When the tornado hit the building, air handlers were knocked off their curbs, a hold was torn in the roof, and dozens of windows were blown out. With over $3.5 million worth of equipment already in the building, Northstar had to quickly assess every piece for signs of damage, protect what was still vulnerable to damage, and plan for re-installation after repairs were made to the building.
Within hours of the storm, Northstar triaged the equipment and relocated undamaged items to secure areas of the building to prevent future damage from possible rain infiltration.
In the first 72 hours after the tornado, Northstar coordinated onsite equipment assessments by vendors and worked with them to ensure that warranties would still be honored. Once the assessments were complete, Northstar managed the cleaning and transportation of a majority of the equipment to a secure, climate-controlled storage facility to protect it while repairs were made to the building. In cooperation with the construction manager, vendors, clinical engineering, infection control, and the insurance carrier, Northstar developed a "defend in place" plan for the remaining equipment to protect it in undamaged areas of the building during reconstruction.
At the time of the tornado, the building held over $3.5 million worth of equipment. Because of Northstar's involvement, less than $100,000 needed to be replaced.

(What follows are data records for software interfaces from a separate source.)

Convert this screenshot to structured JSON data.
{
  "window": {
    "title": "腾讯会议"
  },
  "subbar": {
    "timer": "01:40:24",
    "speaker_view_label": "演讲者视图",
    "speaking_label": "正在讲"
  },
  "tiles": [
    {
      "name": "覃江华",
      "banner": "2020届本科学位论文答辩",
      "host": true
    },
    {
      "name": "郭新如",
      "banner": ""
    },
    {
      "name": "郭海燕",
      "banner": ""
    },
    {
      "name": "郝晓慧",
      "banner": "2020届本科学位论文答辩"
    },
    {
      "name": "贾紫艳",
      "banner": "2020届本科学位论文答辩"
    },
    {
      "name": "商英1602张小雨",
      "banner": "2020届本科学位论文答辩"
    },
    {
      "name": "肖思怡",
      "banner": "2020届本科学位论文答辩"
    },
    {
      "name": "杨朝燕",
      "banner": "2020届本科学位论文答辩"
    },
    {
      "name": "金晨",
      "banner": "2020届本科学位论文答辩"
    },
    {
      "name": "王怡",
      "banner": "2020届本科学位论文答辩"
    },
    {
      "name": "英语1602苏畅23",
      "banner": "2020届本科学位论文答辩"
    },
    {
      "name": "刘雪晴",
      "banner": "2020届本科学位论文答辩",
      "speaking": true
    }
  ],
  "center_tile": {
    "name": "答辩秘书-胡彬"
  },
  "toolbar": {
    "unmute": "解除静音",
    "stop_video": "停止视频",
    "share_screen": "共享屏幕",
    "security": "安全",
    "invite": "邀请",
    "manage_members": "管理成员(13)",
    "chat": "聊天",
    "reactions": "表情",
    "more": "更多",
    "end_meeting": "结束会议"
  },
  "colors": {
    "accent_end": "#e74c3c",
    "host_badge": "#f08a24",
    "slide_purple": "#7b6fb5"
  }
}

The Northstar Team
Chris Gocal, Project Principal; Tony Ruebsam, Project Manager/Medical Equipment Specialist.